Try it:
In the entries below, find each line with the word "name" and return it.

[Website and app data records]
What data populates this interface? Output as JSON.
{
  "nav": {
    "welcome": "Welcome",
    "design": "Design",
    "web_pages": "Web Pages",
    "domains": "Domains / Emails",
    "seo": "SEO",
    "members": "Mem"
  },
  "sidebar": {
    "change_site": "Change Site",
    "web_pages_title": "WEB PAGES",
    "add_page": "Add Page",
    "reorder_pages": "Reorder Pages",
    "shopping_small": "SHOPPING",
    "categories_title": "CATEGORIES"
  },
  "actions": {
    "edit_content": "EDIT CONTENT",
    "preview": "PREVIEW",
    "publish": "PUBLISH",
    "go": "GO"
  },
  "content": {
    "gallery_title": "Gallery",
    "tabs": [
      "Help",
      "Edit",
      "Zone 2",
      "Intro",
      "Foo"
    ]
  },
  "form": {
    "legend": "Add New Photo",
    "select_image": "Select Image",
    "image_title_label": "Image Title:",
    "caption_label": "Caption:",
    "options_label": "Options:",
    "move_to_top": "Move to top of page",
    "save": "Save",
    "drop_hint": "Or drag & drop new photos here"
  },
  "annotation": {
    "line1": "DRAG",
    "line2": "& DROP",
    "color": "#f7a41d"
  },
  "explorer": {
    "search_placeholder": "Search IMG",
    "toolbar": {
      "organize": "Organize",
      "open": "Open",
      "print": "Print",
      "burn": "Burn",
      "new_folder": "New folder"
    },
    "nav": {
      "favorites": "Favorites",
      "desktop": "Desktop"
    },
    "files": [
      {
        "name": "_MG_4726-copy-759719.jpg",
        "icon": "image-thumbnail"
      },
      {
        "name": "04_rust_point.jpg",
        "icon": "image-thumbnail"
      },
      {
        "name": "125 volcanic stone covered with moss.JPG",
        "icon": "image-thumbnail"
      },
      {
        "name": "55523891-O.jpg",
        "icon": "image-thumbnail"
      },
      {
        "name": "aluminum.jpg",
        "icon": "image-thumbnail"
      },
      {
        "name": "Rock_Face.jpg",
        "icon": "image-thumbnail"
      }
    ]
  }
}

Your solution:
        "name": "_MG_4726-copy-759719.jpg",
        "name": "04_rust_point.jpg",
        "name": "125 volcanic stone covered with moss.JPG",
        "name": "55523891-O.jpg",
        "name": "aluminum.jpg",
        "name": "Rock_Face.jpg",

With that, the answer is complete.